*** INFORMATION GIVEN ***

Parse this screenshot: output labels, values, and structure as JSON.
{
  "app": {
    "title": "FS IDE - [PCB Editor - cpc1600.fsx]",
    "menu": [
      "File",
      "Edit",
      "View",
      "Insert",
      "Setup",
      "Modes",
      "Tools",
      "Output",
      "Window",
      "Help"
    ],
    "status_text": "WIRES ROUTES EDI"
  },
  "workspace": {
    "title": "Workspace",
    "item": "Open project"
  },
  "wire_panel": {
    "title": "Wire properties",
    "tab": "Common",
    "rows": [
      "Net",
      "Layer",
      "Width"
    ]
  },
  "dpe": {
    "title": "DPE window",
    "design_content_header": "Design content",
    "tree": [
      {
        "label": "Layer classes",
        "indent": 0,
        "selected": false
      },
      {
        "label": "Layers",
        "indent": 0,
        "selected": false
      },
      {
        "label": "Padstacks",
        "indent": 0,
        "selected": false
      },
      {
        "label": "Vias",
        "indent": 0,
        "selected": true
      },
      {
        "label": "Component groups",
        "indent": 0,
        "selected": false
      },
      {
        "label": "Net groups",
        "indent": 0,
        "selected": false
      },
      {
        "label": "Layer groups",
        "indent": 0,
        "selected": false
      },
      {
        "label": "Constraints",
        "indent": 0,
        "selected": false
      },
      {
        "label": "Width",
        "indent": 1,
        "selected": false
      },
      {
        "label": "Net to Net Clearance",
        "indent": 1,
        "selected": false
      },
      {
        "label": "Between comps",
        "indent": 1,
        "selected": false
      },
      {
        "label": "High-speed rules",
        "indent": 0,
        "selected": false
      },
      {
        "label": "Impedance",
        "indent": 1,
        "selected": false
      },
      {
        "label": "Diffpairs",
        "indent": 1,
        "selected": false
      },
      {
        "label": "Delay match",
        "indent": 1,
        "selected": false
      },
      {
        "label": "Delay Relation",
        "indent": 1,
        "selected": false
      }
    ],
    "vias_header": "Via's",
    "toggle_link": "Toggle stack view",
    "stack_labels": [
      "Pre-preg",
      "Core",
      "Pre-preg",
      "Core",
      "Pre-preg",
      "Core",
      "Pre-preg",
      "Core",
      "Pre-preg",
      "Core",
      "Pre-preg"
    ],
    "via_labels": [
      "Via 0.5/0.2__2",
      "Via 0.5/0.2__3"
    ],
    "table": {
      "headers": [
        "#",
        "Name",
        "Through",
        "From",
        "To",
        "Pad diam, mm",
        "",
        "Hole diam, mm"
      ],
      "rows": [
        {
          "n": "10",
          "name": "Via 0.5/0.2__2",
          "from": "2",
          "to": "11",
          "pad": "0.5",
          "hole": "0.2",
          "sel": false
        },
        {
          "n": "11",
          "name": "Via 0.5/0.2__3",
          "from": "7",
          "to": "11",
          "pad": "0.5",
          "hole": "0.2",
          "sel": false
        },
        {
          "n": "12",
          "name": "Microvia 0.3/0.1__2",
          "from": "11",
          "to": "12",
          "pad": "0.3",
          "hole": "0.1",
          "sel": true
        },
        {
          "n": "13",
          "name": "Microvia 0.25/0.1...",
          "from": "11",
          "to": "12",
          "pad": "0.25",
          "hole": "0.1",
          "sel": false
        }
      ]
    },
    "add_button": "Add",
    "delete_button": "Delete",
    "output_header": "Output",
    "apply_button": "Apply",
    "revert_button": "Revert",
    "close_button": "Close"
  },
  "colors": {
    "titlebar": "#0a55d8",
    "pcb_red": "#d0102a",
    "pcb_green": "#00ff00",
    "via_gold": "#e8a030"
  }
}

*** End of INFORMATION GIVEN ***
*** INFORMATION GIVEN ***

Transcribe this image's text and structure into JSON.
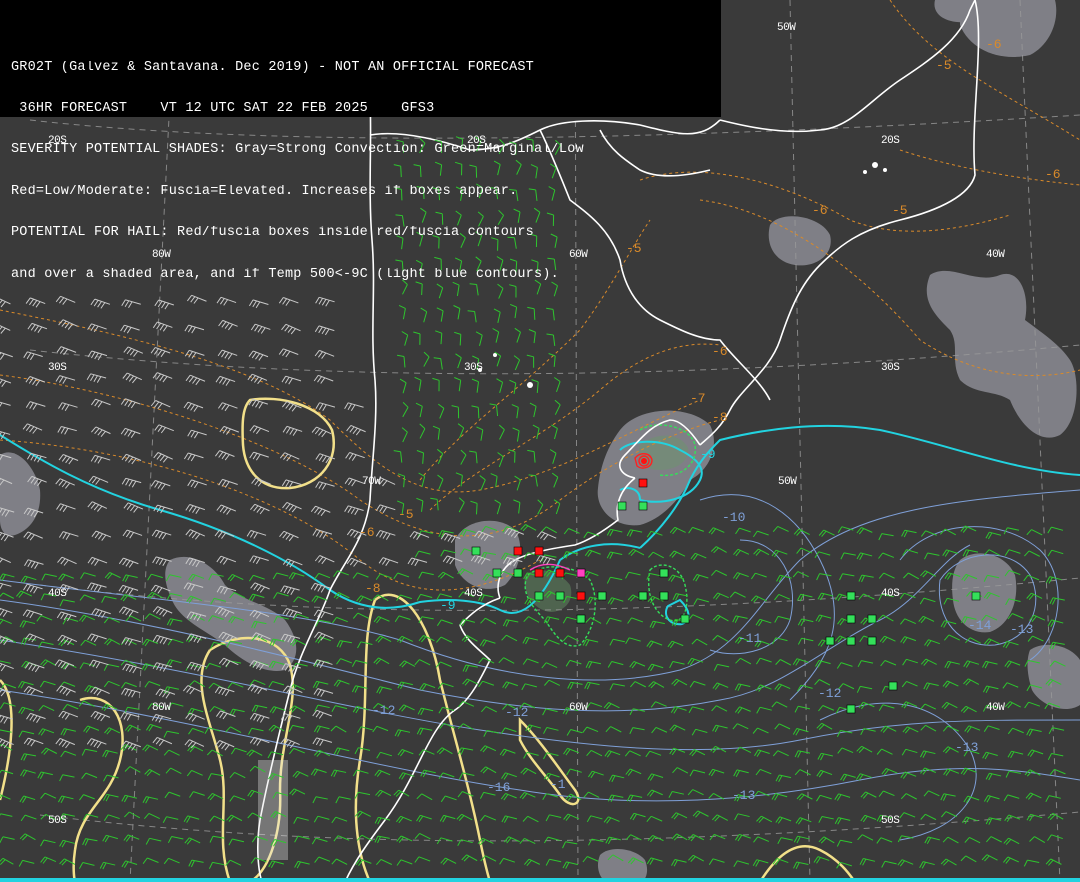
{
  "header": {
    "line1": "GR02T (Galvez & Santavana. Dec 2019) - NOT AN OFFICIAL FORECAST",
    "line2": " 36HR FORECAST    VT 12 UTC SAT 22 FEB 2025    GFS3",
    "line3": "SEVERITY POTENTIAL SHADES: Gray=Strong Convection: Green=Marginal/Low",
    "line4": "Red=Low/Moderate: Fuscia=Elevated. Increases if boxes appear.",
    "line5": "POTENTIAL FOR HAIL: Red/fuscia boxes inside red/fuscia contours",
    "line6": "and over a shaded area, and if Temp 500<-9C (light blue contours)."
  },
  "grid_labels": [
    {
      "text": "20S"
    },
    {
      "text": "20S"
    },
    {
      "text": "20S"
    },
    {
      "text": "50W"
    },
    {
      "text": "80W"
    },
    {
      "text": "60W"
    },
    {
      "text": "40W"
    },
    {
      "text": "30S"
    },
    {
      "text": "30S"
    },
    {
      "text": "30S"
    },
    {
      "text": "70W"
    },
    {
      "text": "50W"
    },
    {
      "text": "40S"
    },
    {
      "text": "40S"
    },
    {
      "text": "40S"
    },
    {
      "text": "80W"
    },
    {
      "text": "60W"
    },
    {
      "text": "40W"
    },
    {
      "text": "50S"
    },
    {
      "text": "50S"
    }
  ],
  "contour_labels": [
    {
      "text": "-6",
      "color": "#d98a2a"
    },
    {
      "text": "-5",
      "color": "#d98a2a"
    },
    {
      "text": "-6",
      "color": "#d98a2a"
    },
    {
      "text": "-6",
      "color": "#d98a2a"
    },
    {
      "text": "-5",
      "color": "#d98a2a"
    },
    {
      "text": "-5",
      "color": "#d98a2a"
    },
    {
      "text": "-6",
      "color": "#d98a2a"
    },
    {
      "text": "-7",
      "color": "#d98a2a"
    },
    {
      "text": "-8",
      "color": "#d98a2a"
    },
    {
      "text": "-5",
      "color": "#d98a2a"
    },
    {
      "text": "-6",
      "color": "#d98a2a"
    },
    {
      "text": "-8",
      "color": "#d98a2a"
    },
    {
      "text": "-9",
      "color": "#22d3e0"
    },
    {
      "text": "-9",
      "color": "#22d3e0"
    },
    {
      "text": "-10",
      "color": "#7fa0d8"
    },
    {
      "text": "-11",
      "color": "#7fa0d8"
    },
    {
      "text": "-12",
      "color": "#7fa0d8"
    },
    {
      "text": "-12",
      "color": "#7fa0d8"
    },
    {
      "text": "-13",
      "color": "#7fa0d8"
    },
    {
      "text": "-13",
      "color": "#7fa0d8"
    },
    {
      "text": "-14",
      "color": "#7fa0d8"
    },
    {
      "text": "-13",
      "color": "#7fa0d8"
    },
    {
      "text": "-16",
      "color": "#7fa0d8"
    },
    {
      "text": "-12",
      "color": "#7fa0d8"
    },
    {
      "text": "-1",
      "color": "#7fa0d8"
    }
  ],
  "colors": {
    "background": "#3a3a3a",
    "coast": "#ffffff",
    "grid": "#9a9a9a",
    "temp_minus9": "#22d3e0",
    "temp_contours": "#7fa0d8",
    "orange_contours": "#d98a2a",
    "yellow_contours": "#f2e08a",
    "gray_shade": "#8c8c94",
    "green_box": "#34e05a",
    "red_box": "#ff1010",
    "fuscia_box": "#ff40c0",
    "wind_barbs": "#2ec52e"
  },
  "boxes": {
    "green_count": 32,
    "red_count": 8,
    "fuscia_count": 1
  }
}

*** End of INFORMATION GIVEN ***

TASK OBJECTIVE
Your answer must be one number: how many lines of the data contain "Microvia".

OUTPUT OF THE EXERCISE
2